Start of INFORMATION PROVIDED

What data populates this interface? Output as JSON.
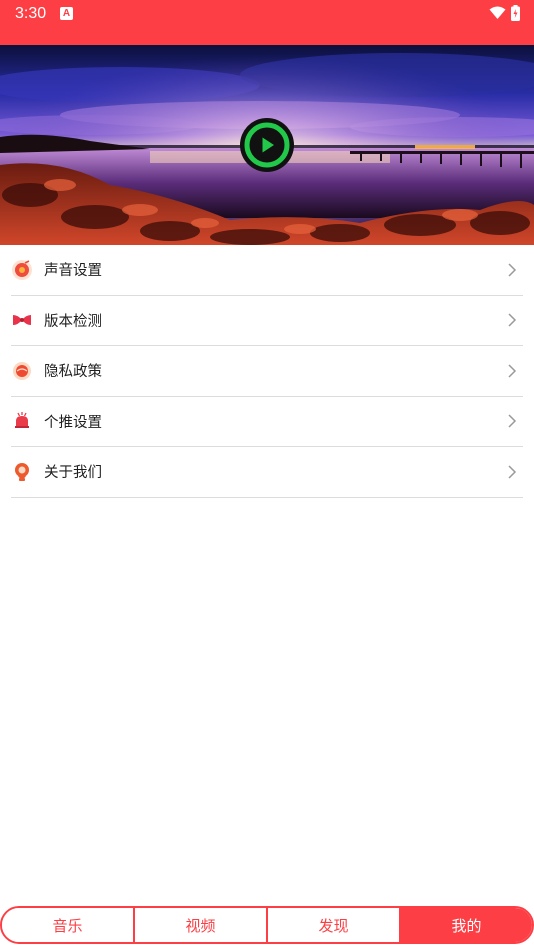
{
  "status_bar": {
    "time": "3:30",
    "notification_icon": "A",
    "icons": [
      "wifi-icon",
      "battery-icon"
    ]
  },
  "banner": {
    "play_icon": "play-icon"
  },
  "menu": {
    "items": [
      {
        "label": "声音设置",
        "icon": "sound-icon"
      },
      {
        "label": "版本检测",
        "icon": "version-icon"
      },
      {
        "label": "隐私政策",
        "icon": "privacy-icon"
      },
      {
        "label": "个推设置",
        "icon": "push-icon"
      },
      {
        "label": "关于我们",
        "icon": "about-icon"
      }
    ]
  },
  "tabs": [
    {
      "label": "音乐",
      "active": false
    },
    {
      "label": "视频",
      "active": false
    },
    {
      "label": "发现",
      "active": false
    },
    {
      "label": "我的",
      "active": true
    }
  ],
  "colors": {
    "accent": "#fd3f45",
    "play_green": "#22c84a"
  }
}
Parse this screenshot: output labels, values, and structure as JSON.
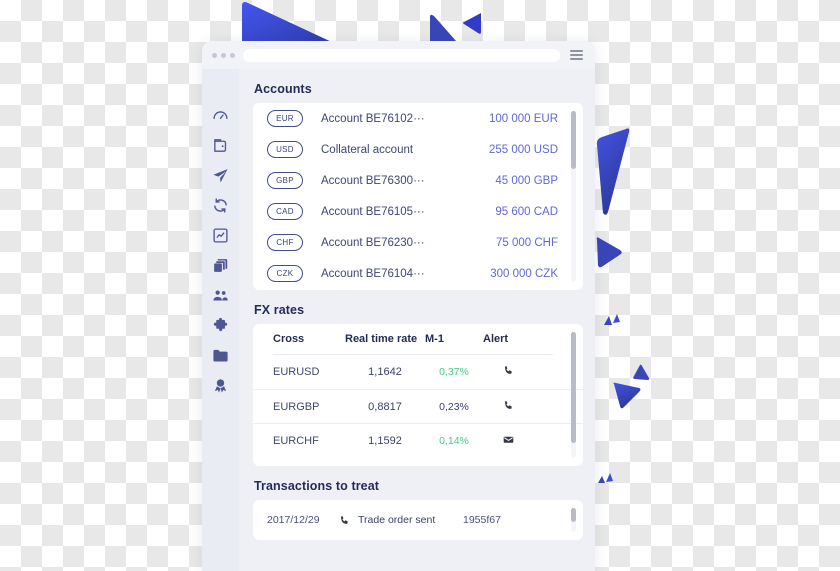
{
  "browser": {
    "url_value": "",
    "url_placeholder": "",
    "menu_icon": "hamburger-icon",
    "dots": [
      "dot",
      "dot",
      "dot"
    ]
  },
  "sidebar": {
    "items": [
      {
        "icon": "dashboard-gauge-icon",
        "name": "dashboard"
      },
      {
        "icon": "wallet-icon",
        "name": "wallet"
      },
      {
        "icon": "send-paper-plane-icon",
        "name": "payments"
      },
      {
        "icon": "refresh-sync-icon",
        "name": "transfers"
      },
      {
        "icon": "chart-analytics-icon",
        "name": "analytics"
      },
      {
        "icon": "layers-copy-icon",
        "name": "documents"
      },
      {
        "icon": "users-group-icon",
        "name": "users"
      },
      {
        "icon": "puzzle-piece-icon",
        "name": "integrations"
      },
      {
        "icon": "folder-icon",
        "name": "files"
      },
      {
        "icon": "award-badge-icon",
        "name": "certificates"
      }
    ]
  },
  "accounts": {
    "title": "Accounts",
    "rows": [
      {
        "currency": "EUR",
        "name": "Account BE76102",
        "ellipsis": "···",
        "amount": "100 000 EUR"
      },
      {
        "currency": "USD",
        "name": "Collateral account",
        "ellipsis": "",
        "amount": "255 000 USD"
      },
      {
        "currency": "GBP",
        "name": "Account BE76300",
        "ellipsis": "···",
        "amount": "45 000 GBP"
      },
      {
        "currency": "CAD",
        "name": "Account BE76105",
        "ellipsis": "···",
        "amount": "95 600 CAD"
      },
      {
        "currency": "CHF",
        "name": "Account BE76230",
        "ellipsis": "···",
        "amount": "75 000 CHF"
      },
      {
        "currency": "CZK",
        "name": "Account BE76104",
        "ellipsis": "···",
        "amount": "300 000 CZK"
      }
    ]
  },
  "fx": {
    "title": "FX rates",
    "columns": {
      "cross": "Cross",
      "rate": "Real time rate",
      "m1": "M-1",
      "alert": "Alert"
    },
    "rows": [
      {
        "cross": "EURUSD",
        "rate": "1,1642",
        "m1": "0,37%",
        "m1_positive": true,
        "alert_icon": "phone-icon"
      },
      {
        "cross": "EURGBP",
        "rate": "0,8817",
        "m1": "0,23%",
        "m1_positive": false,
        "alert_icon": "phone-icon"
      },
      {
        "cross": "EURCHF",
        "rate": "1,1592",
        "m1": "0,14%",
        "m1_positive": true,
        "alert_icon": "email-icon"
      }
    ]
  },
  "transactions": {
    "title": "Transactions to treat",
    "rows": [
      {
        "date": "2017/12/29",
        "icon": "phone-icon",
        "label": "Trade order sent",
        "reference": "1955f67"
      }
    ]
  },
  "colors": {
    "accent_blue": "#6068d6",
    "navy": "#242c55",
    "positive_green": "#49c98a",
    "deco_blue": "#3b4bd8",
    "deco_blue_dark": "#2f3aa8",
    "sidebar_bg": "#eaecf3",
    "panel_bg": "#ffffff",
    "window_bg": "#eef0f6"
  }
}
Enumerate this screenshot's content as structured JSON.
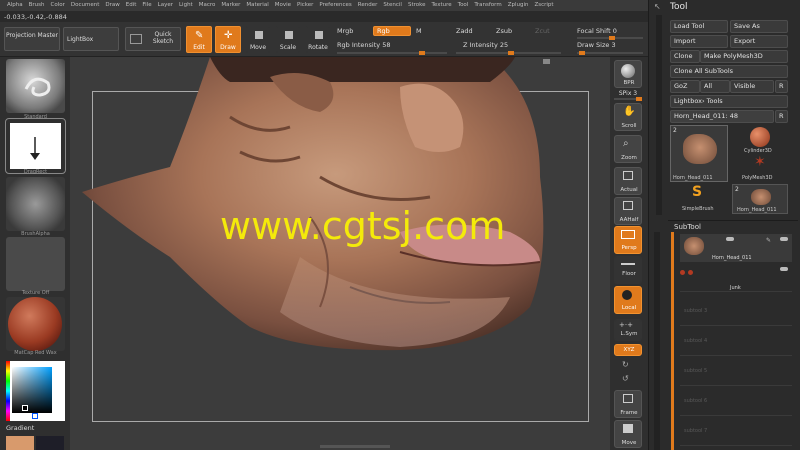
{
  "menu": [
    "Alpha",
    "Brush",
    "Color",
    "Document",
    "Draw",
    "Edit",
    "File",
    "Layer",
    "Light",
    "Macro",
    "Marker",
    "Material",
    "Movie",
    "Picker",
    "Preferences",
    "Render",
    "Stencil",
    "Stroke",
    "Texture",
    "Tool",
    "Transform",
    "Zplugin",
    "Zscript"
  ],
  "coords": "-0.033,-0.42,-0.884",
  "shelf": {
    "projection_master": "Projection Master",
    "lightbox": "LightBox",
    "quick_sketch": "Quick Sketch",
    "edit": "Edit",
    "draw": "Draw",
    "move": "Move",
    "scale": "Scale",
    "rotate": "Rotate",
    "mrgb": "Mrgb",
    "rgb": "Rgb",
    "m": "M",
    "rgb_intensity": "Rgb Intensity 58",
    "zadd": "Zadd",
    "zsub": "Zsub",
    "zcut": "Zcut",
    "z_intensity": "Z Intensity 25",
    "focal_shift": "Focal Shift 0",
    "draw_size": "Draw Size 3"
  },
  "left": {
    "standard": "Standard",
    "dragrect": "DragRect",
    "brushalpha": "BrushAlpha",
    "texture_off": "Texture Off",
    "matcap": "MatCap Red Wax",
    "gradient": "Gradient"
  },
  "watermark": "www.cgtsj.com",
  "right": {
    "bpr": "BPR",
    "spix": "SPix 3",
    "scroll": "Scroll",
    "zoom": "Zoom",
    "actual": "Actual",
    "aahalf": "AAHalf",
    "persp": "Persp",
    "floor": "Floor",
    "local": "Local",
    "lsym": "L.Sym",
    "xyz": "XYZ",
    "frame": "Frame",
    "move": "Move"
  },
  "tool": {
    "title": "Tool",
    "load_tool": "Load Tool",
    "save_as": "Save As",
    "import": "Import",
    "export": "Export",
    "clone": "Clone",
    "make_polymesh": "Make PolyMesh3D",
    "clone_all": "Clone All SubTools",
    "goz": "GoZ",
    "all": "All",
    "visible": "Visible",
    "r": "R",
    "lightbox_tools": "Lightbox› Tools",
    "current_tool": "Horn_Head_011: 48",
    "r2": "R",
    "thumb_count_1": "2",
    "thumb_count_2": "2",
    "cylinder": "Cylinder3D",
    "polymesh": "PolyMesh3D",
    "horn_head_a": "Horn_Head_011",
    "simplebrush": "SimpleBrush",
    "horn_head_b": "Horn_Head_011"
  },
  "subtool": {
    "title": "SubTool",
    "items": [
      "Horn_Head_011",
      "Junk"
    ],
    "empty": [
      "subtool 3",
      "subtool 4",
      "subtool 5",
      "subtool 6",
      "subtool 7",
      "subtool 8"
    ]
  }
}
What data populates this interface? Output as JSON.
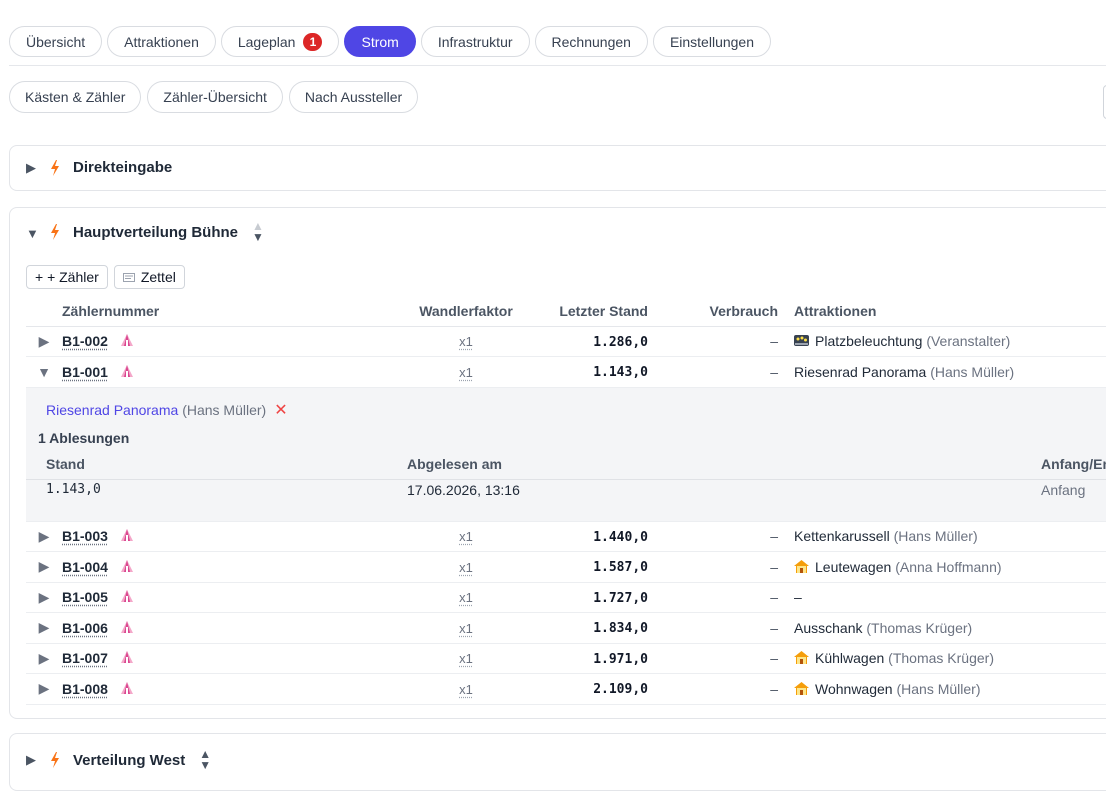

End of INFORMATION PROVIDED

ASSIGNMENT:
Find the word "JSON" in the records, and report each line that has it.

SOLVED PROBLEM:
What data populates this interface? Output as JSON.
Parse this screenshot: output labels, values, and structure as JSON.
Enumerate this screenshot's content as structured JSON.
What data populates this interface? Output as JSON.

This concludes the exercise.